John Adams once wrote, “we cannot insure success, but we can deserve it.”
Jack Beckman once told me that and $3 gets you a small coffee at Starbucks.
Jordan Vandergriff learned that (or re-learned it, more likely) the hard way in the final round of the AAA Texas NHRA FallNationals against Billy Torrence. Vandergriff did everything right. He left on time and got all the luck you’re supposed to need to beat one of the best teams (and a darn good driver) in Mello Yello NHRA Drag Racing.
Then his luck ran out. He was able to get his DA Lubricants / Bob Vandergriff Racing Top Fuel fired up again, but it was in a weakened state (which is normal after a Nitro car loses traction). That was too little, too late for Vandergriff as Torrence, who was dead late at the Tree, soared past him more than 100-mph faster.
The win, in terms of championship implications, means more to Torrence than it does to Vandergriff. But it would have meant so much to the rookie to get that first win at a track with historical significance to both his team and the man standing at the starting line. A win would have put him firmly in the conversation for the Auto Club Road to the Future Award and, beyond that, a win would have been dope. Winning is its own reward and it can be easy to miss that bitchin’ forest amidst the trees.
So, let’s take a moment to appreciate the other very talented rookie in a class of excellent rookie drivers. You know Austin Prock is one of the best wheelmen to slide into a Top Fuel dragster (he leads the category in reaction time, can pedal a car, is friends with Don Prudhomme) but you may not know that Vandergriff is behind only his buddy and Antron Brown when it comes to leaving on time.
Vandergriff averages a .0634-second reaction time with half as many lights cut as Prock. The sample size is big enough to consider that impressive, while also noting that both racers have done incredible work without much experience. There’s more to driving a Top Fuel dragster than cutting a great light, but it’s a great place to start.
The DA Lubricants dragster averages a 3.784-second elapsed time and gets down the track 73.7 percent of the time (Success Rate). That’s why you see Vandergriff’s name at the top of the NHRA Power Rankings sheets every week; it hasn’t turned into a win yet, but it feels like a matter of time. This is the same outfit that found victory twice with Blake Alexander behind the wheel in 2018 and Vandergriff has proven to be a very capable driver.
What Vandergriff lacks is opportunity. The team, crew chiefed by Ron Douglas and Joe Barlam, has won 50 percent of the rounds it has competed in. That’s as basic a statistic as you can find and slots Vandergriff right in the middle of the pack, among racers like Antron Brown and Austin Prock – but not far behind Mike Salinas (57 percent), Brittany Force (57 percent) and Doug Kalitta (56 percent). That’s to say the margins in drag racing are exceptionally tight and the difference between winning and losing with a good team is often determined by a coin flip.
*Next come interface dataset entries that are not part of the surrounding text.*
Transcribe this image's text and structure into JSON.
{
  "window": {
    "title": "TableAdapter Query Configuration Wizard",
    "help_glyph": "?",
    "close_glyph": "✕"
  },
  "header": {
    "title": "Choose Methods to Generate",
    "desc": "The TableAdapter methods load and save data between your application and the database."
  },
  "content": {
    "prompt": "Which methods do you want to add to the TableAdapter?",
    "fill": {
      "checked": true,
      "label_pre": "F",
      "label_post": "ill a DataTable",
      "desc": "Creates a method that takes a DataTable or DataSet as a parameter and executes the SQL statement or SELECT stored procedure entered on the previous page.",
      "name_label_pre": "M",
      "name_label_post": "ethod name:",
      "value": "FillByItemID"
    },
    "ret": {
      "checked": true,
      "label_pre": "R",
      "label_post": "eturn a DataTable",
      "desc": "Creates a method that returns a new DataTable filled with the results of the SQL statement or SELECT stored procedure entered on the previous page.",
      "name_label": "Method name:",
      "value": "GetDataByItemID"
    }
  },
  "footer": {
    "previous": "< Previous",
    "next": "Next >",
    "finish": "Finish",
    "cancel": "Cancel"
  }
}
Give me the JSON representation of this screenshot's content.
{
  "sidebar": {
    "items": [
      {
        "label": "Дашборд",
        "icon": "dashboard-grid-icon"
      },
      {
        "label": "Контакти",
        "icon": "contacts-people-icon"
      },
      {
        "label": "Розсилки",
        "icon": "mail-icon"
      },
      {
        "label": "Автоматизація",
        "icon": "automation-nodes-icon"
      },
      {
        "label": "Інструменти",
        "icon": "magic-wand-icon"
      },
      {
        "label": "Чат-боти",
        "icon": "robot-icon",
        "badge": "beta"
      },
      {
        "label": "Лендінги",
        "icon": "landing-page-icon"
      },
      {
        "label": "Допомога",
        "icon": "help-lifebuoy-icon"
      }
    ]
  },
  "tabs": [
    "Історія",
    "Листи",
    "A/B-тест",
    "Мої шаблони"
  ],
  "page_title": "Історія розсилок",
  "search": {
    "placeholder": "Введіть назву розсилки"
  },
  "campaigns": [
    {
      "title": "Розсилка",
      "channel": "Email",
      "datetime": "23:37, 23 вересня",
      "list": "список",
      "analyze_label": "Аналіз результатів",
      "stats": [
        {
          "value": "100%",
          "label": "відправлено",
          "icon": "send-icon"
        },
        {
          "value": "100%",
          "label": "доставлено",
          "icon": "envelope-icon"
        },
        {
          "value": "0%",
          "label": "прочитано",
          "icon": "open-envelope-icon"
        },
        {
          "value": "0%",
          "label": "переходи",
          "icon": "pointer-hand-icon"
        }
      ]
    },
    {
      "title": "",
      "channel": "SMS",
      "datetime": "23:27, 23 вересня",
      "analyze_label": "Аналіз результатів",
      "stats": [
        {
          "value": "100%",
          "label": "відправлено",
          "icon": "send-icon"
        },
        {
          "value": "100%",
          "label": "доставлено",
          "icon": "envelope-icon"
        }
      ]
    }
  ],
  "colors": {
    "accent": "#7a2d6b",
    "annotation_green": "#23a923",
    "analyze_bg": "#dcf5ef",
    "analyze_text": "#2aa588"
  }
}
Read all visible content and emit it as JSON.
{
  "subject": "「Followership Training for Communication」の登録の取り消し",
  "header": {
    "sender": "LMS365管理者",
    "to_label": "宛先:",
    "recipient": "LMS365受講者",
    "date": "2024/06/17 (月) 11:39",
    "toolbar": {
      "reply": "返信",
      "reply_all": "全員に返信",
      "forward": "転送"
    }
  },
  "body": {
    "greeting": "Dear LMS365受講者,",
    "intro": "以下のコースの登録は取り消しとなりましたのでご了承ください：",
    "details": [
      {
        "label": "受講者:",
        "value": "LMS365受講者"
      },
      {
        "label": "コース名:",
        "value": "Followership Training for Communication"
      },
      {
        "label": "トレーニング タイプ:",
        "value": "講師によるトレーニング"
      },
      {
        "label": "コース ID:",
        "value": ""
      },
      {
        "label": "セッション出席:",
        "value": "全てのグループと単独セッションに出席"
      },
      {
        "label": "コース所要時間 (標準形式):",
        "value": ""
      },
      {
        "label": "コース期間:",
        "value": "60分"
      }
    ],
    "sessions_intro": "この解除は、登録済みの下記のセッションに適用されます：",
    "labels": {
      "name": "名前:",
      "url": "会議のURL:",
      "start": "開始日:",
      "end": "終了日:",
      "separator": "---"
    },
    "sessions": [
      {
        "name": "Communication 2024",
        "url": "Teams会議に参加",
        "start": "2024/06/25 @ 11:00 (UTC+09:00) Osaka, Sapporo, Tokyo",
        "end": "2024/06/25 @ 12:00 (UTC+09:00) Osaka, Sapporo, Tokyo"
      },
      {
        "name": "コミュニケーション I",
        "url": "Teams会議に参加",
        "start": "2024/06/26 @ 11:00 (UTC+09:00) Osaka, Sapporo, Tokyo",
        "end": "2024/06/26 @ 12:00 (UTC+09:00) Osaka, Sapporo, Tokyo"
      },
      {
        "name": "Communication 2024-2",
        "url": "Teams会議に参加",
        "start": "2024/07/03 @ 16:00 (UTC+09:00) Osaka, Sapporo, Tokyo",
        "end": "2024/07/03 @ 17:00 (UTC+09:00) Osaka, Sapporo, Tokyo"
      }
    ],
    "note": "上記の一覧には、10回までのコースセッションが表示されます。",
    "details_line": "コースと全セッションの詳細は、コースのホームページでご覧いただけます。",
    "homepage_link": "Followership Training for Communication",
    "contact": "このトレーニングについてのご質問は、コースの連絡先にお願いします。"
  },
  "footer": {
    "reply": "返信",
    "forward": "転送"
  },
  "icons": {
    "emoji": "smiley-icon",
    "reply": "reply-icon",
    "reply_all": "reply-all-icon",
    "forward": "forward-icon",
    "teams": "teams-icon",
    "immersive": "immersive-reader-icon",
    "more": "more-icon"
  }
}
That will come as small comfort when the coin comes up heads. But if you’re a fan of Vandergriff, there are good days ahead. He’s might be a spreadsheet hero today, but he’ll be holding up Wallys in the future.